(Items from a dataset)
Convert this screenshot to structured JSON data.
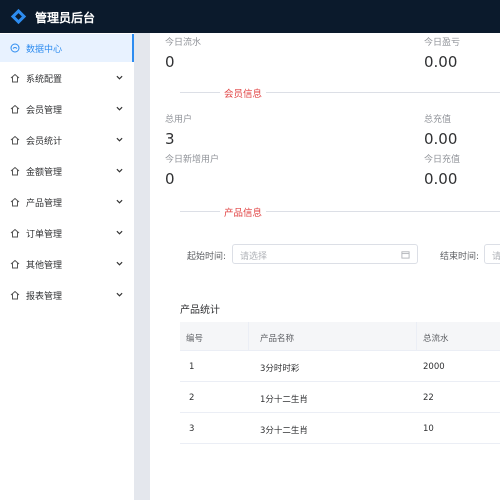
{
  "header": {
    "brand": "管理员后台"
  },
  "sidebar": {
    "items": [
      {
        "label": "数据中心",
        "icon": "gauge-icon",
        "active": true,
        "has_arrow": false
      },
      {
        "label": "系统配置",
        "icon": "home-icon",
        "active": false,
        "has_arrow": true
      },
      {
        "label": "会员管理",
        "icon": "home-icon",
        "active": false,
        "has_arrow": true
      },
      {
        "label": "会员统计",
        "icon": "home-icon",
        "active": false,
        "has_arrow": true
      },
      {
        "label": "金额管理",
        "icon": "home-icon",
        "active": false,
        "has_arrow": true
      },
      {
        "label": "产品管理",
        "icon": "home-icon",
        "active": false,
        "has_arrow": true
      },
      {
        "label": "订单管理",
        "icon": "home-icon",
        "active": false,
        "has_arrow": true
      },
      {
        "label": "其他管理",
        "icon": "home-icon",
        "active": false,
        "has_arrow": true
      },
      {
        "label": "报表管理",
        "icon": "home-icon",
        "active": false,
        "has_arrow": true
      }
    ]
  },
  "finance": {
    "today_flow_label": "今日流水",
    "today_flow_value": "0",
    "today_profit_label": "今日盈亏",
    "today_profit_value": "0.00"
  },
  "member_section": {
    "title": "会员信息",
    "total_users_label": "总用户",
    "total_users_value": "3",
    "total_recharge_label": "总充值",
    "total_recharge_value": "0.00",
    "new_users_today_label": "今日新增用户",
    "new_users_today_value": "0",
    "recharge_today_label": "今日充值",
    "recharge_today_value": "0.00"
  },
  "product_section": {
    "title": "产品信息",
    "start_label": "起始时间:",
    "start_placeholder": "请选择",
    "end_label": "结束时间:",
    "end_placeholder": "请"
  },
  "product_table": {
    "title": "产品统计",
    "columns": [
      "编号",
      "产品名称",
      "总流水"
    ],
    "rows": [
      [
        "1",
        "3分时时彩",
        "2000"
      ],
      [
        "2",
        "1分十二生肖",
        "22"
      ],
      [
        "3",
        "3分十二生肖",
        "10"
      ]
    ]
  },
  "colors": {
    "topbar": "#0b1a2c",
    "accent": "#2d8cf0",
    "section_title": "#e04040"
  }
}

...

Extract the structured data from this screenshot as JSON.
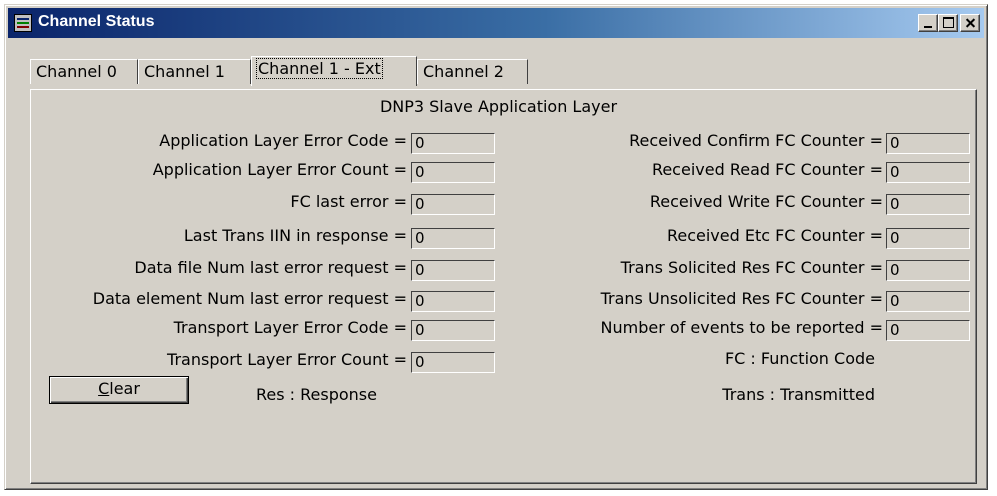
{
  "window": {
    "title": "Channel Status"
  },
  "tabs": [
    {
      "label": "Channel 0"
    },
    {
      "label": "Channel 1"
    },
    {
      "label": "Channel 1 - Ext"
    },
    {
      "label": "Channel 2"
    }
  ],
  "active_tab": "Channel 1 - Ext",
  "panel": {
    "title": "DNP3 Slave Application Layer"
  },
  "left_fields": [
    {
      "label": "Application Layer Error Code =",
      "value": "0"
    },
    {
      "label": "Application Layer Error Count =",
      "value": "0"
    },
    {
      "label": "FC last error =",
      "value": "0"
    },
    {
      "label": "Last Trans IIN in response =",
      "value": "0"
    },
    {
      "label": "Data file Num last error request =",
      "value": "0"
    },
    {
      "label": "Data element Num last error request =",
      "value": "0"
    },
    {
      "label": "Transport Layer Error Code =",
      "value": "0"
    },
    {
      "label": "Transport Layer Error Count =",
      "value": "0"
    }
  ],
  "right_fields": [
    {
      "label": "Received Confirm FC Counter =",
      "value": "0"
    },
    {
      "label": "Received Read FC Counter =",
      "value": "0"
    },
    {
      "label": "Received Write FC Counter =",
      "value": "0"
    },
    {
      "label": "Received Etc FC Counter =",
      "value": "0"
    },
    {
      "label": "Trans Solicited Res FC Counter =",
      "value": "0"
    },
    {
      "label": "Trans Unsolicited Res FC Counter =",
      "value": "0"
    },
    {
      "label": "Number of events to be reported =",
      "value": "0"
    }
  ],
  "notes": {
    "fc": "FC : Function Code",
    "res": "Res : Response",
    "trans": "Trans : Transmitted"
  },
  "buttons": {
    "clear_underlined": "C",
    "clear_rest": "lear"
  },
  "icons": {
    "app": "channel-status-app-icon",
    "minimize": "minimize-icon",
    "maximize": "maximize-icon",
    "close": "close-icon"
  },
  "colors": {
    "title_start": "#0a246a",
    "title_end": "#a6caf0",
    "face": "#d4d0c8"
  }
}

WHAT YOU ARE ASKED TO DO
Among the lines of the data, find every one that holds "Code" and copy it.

RESPONSE BELOW
      "label": "Application Layer Error Code =",
      "label": "Transport Layer Error Code =",
    "fc": "FC : Function Code",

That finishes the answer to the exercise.